**** DATASET EXTRACT

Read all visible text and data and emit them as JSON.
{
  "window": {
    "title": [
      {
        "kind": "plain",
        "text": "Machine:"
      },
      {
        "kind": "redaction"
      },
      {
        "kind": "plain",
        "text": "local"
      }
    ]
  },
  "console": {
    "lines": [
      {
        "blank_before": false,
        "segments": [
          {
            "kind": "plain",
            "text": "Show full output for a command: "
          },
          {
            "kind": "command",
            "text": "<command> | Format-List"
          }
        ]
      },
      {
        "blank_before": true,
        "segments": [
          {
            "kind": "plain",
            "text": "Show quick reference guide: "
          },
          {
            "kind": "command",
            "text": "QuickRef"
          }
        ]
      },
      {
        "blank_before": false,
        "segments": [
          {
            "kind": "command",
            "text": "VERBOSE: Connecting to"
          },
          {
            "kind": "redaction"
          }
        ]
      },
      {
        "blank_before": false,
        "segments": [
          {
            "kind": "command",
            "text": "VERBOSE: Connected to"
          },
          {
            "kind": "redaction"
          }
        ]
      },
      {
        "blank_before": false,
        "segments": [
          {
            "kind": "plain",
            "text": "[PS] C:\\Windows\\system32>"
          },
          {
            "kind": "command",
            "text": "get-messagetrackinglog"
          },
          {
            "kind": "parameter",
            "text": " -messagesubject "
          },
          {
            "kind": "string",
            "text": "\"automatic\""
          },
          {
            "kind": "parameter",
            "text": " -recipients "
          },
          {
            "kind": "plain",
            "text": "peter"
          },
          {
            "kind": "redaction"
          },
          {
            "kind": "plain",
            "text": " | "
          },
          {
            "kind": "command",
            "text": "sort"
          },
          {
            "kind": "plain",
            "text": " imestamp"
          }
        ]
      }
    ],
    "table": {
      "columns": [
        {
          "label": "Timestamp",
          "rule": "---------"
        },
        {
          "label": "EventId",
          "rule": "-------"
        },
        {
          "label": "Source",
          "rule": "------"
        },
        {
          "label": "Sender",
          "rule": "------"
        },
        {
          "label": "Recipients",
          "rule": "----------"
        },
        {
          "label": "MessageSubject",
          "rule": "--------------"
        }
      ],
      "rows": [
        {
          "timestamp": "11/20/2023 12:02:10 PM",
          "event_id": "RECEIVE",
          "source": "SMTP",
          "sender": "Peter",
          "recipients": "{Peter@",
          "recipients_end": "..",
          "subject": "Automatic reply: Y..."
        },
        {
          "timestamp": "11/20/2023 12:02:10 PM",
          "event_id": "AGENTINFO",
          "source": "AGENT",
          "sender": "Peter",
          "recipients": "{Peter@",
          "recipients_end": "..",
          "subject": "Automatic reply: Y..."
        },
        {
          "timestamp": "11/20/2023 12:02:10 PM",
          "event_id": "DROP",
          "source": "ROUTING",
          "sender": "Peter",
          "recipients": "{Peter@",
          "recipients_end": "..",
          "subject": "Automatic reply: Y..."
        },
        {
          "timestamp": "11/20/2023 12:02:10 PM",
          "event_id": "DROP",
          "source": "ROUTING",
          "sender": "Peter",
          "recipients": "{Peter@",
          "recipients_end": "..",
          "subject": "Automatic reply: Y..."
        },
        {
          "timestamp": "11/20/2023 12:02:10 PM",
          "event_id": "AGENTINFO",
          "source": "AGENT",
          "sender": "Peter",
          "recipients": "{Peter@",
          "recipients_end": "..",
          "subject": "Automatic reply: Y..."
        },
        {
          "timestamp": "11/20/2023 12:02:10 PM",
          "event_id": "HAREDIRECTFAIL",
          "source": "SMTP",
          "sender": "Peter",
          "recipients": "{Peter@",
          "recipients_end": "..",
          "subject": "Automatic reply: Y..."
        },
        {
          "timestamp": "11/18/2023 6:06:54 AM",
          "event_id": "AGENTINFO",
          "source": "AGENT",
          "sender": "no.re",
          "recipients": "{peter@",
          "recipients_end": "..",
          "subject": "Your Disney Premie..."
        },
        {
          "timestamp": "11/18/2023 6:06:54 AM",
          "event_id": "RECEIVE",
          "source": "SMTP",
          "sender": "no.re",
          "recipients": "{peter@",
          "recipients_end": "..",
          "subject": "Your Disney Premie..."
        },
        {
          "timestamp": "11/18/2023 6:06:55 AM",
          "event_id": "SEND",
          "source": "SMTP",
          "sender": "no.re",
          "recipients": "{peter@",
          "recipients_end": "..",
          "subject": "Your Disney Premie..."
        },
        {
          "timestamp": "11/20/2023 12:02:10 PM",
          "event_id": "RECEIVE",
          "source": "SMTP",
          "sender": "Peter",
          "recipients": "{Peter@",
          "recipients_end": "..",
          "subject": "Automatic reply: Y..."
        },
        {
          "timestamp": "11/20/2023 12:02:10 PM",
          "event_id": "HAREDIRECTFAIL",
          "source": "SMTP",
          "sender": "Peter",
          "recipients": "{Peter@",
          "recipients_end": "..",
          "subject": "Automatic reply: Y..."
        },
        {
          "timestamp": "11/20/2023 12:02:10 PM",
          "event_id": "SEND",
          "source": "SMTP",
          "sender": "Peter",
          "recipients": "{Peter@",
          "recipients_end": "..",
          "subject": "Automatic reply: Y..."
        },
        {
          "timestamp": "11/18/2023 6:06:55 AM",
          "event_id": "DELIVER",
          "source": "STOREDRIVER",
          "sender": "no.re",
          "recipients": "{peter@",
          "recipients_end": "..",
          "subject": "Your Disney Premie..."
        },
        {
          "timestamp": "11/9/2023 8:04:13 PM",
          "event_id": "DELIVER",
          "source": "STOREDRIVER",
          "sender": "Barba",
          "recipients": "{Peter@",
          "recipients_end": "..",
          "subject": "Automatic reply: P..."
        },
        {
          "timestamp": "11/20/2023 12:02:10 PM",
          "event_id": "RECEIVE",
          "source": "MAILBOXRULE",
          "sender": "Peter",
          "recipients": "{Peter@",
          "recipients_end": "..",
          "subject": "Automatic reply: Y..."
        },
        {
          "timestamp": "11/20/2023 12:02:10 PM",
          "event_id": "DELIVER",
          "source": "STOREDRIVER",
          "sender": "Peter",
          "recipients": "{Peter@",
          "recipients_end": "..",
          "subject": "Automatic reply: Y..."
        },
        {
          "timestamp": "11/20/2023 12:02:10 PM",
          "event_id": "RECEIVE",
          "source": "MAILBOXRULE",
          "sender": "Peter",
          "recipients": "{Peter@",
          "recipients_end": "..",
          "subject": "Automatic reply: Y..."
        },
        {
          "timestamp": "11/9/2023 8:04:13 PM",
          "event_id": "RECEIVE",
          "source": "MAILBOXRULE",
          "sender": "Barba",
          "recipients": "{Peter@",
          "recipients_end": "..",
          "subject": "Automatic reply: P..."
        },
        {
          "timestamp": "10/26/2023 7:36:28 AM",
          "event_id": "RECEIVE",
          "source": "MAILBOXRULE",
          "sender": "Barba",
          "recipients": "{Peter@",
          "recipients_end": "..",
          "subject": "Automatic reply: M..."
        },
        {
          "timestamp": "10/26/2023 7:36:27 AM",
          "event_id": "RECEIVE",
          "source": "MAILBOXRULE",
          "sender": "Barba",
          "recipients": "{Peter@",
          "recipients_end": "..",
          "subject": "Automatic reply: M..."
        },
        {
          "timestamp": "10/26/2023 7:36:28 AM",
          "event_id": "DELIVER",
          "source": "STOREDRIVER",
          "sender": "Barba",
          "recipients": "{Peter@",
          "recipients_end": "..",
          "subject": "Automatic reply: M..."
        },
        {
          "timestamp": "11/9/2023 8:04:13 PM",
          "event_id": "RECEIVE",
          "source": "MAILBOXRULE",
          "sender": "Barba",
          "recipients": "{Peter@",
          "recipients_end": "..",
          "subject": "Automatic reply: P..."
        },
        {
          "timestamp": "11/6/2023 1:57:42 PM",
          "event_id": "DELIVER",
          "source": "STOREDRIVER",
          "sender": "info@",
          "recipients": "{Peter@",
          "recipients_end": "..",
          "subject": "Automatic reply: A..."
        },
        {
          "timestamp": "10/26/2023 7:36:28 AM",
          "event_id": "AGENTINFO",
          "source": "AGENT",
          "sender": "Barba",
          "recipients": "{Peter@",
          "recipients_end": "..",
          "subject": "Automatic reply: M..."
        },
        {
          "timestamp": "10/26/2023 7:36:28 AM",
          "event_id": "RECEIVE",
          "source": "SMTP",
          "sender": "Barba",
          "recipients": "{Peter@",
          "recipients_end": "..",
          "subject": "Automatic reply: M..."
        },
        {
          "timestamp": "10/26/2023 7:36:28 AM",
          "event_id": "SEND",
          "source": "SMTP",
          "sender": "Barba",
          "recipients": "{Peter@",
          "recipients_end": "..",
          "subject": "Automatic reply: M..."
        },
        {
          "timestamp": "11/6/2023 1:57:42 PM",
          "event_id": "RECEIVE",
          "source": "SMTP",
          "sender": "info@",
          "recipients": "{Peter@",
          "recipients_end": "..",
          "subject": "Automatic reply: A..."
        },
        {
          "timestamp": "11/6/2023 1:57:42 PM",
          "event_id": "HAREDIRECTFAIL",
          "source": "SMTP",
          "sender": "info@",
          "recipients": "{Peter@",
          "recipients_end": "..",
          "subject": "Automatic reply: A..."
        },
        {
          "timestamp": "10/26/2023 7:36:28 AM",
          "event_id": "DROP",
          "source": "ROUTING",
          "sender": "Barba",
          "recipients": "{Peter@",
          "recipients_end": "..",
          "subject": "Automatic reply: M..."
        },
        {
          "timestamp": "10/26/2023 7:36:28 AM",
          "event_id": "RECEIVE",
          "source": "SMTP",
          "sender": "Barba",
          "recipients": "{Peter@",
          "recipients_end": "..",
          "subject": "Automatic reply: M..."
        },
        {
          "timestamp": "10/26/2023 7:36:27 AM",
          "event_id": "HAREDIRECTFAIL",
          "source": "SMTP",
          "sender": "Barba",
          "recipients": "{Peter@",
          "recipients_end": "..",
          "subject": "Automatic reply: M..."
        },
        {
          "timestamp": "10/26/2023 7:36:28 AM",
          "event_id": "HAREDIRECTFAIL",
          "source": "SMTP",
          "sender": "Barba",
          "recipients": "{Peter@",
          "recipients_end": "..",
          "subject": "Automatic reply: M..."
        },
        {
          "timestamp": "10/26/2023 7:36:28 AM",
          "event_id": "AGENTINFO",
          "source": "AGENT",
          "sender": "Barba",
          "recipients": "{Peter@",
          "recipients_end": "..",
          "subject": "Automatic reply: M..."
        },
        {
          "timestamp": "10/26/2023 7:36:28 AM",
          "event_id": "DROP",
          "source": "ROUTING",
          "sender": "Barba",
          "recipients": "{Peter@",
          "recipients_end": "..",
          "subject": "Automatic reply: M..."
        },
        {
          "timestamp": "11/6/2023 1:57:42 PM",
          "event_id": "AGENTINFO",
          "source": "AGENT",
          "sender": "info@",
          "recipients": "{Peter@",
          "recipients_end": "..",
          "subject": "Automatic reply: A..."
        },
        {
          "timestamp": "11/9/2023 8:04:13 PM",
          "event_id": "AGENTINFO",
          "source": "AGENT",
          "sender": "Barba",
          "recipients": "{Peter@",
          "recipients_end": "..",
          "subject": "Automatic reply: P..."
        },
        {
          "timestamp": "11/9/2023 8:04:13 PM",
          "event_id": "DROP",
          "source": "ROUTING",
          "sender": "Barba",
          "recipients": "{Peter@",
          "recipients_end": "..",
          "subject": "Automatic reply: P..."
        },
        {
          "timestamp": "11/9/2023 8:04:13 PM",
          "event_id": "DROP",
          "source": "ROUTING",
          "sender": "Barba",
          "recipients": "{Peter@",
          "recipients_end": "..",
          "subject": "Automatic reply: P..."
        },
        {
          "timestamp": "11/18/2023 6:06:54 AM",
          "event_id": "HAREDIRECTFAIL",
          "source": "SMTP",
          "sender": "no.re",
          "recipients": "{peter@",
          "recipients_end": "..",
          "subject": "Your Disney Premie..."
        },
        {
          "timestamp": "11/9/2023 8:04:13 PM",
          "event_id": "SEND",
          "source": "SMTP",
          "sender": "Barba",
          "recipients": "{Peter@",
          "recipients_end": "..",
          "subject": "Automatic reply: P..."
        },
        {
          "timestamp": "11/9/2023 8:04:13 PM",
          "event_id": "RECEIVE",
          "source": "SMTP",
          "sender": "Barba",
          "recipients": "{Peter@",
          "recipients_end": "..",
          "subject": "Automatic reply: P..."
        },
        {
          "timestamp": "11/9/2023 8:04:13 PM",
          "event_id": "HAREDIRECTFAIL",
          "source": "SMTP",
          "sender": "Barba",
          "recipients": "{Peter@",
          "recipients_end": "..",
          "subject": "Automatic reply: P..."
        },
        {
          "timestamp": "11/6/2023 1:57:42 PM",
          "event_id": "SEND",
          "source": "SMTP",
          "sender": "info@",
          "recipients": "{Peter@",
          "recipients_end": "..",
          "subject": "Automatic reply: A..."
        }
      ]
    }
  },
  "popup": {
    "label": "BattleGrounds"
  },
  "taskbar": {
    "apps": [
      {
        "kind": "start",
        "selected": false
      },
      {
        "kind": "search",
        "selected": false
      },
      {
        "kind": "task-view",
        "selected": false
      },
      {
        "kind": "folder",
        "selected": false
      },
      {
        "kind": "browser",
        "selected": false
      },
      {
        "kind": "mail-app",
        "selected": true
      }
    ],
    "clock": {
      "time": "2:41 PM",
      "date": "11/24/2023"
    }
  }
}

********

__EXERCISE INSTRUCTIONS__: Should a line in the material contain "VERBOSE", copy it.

__EXERCISE OUTPUT__:
            "text": "VERBOSE: Connecting to"
            "text": "VERBOSE: Connected to"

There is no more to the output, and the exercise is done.